Both the Tribune and the Sun-Times have urged readers to vote no on the measure, arguing that the campaign is fueled by cronyism, and that politicians shouldn’t need a constitutional amendment to force them into fiscal discipline. In September the Tribune ran an editorial blasting the amendment as “diabolical,” asserting that it would serve as a gravy train for the contractors and unions who make campaign donations to politicians.
“Nobody would be talking about lockboxes if our pathetic Legislature and governor would only come to terms on a new state budget that responsibly balances spending and revenue overall,” read a May Sun-Times editorial. “No one doubts that transportation projects are in a sorry state in Illinois. . . . But the solution is a budget, not a shell game.”

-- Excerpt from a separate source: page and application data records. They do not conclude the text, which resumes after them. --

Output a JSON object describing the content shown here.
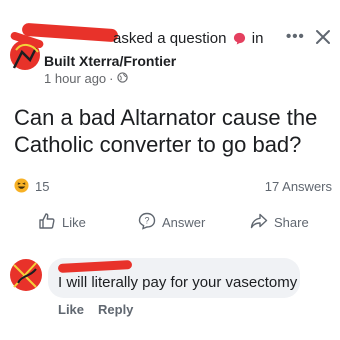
{
  "post": {
    "asked_text": "asked a question",
    "in_text": "in",
    "group_name": "Built Xterra/Frontier",
    "time": "1 hour ago",
    "more_icon": "more-dots-icon",
    "close_icon": "close-icon",
    "question": "Can a bad Altarnator cause the Catholic converter to go bad?"
  },
  "stats": {
    "reaction_icon": "haha-emoji-icon",
    "reaction_count": "15",
    "answers": "17 Answers"
  },
  "actions": {
    "like": "Like",
    "answer": "Answer",
    "share": "Share"
  },
  "comment": {
    "text": "I will literally pay for your vasectomy",
    "like": "Like",
    "reply": "Reply"
  },
  "colors": {
    "redaction": "#e8322a",
    "secondary_text": "#606770",
    "bubble": "#f0f2f5",
    "emoji": "#f7b125",
    "badge": "#e4405f"
  }
}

The Tribune also argued that it would be bad to eliminate the option of using transportation money for other needs in case of real funding emergencies. Wisconsin, Maryland, and California, the three other states that have passed similar amendments, included a “safety valve” that eases the restriction in the event of a natural disaster or financial crisis.

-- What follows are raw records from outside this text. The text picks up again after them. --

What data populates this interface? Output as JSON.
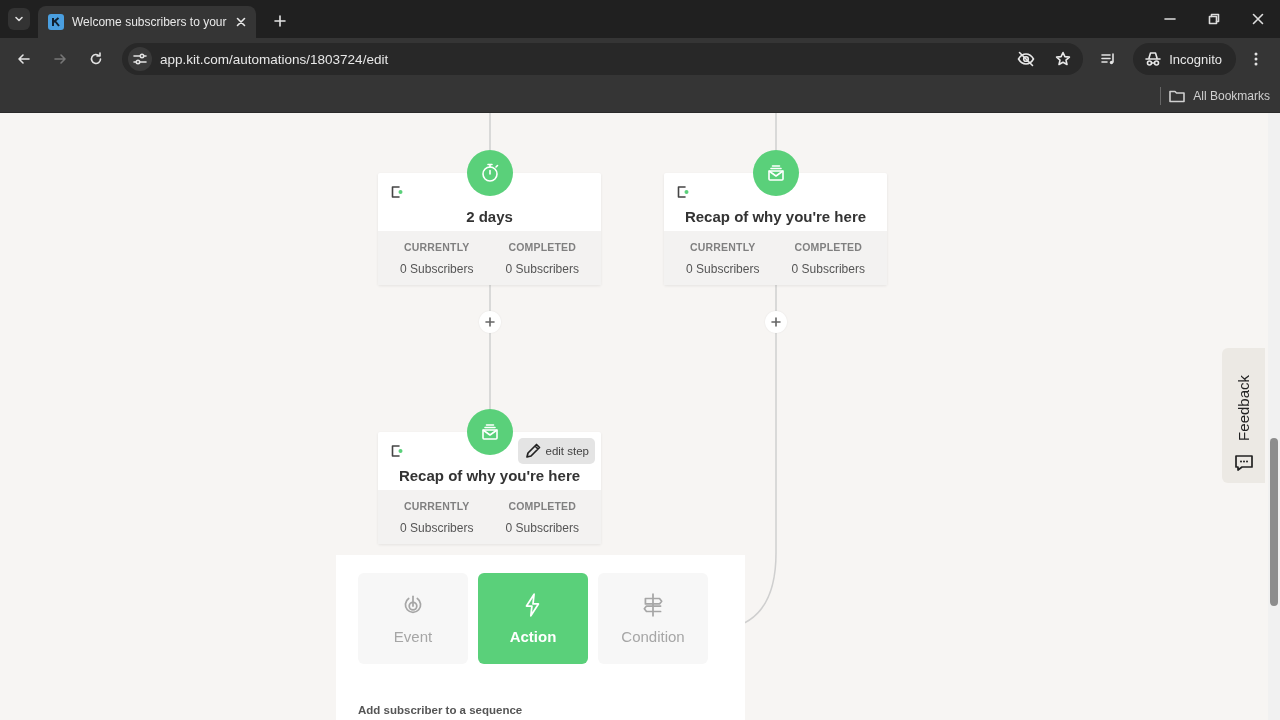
{
  "browser": {
    "tab_title": "Welcome subscribers to your",
    "url": "app.kit.com/automations/1803724/edit",
    "profile": "Incognito",
    "bookmarks": "All Bookmarks"
  },
  "nodes": [
    {
      "kind": "delay",
      "title": "2 days",
      "stats": [
        {
          "label": "CURRENTLY",
          "value": "0 Subscribers"
        },
        {
          "label": "COMPLETED",
          "value": "0 Subscribers"
        }
      ]
    },
    {
      "kind": "email",
      "title": "Recap of why you're here",
      "stats": [
        {
          "label": "CURRENTLY",
          "value": "0 Subscribers"
        },
        {
          "label": "COMPLETED",
          "value": "0 Subscribers"
        }
      ]
    },
    {
      "kind": "email",
      "title": "Recap of why you're here",
      "edit_label": "edit step",
      "stats": [
        {
          "label": "CURRENTLY",
          "value": "0 Subscribers"
        },
        {
          "label": "COMPLETED",
          "value": "0 Subscribers"
        }
      ]
    }
  ],
  "step_types": [
    {
      "kind": "event",
      "label": "Event",
      "selected": false
    },
    {
      "kind": "action",
      "label": "Action",
      "selected": true
    },
    {
      "kind": "condition",
      "label": "Condition",
      "selected": false
    }
  ],
  "step_section_title": "Add subscriber to a sequence",
  "feedback": "Feedback"
}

On the other side, Chicago’s three most prominent sustainable-transportation advocacy groups have previously endorsed the amendment, although one of them has since reversed its position. (More on that in a minute.) The Metropolitan Planning Council is one of the referendum’s official supporters, and the Active Transportation Alliance and the Center for Neighborhood Technology previously voiced their approval. They’ve argued that the lockbox would help grow the overall state transportation budget, including the relatively small portion that goes toward public transit, walking, and biking projects.
“The lockbox is one part of solving Illinois’ transportation investment needs,” said MPC spokeswoman Mandy Burrell in a statement. “Our [transportation infrastructure is] suffering from a chronic lack of investment.” The civic group projects that an additional $43 billion is needed over the next ten years to get our state’s transportation infrastructure in good shape again, and Burrell argued that the amendment would help bolster political support for new revenue sources for the purpose, such as a hike in the state gas tax, which has been stuck at 19 cents a gallon since 1991. “We need to ensure people that the money they pay in transportation user fees will actually support transportation,” she said.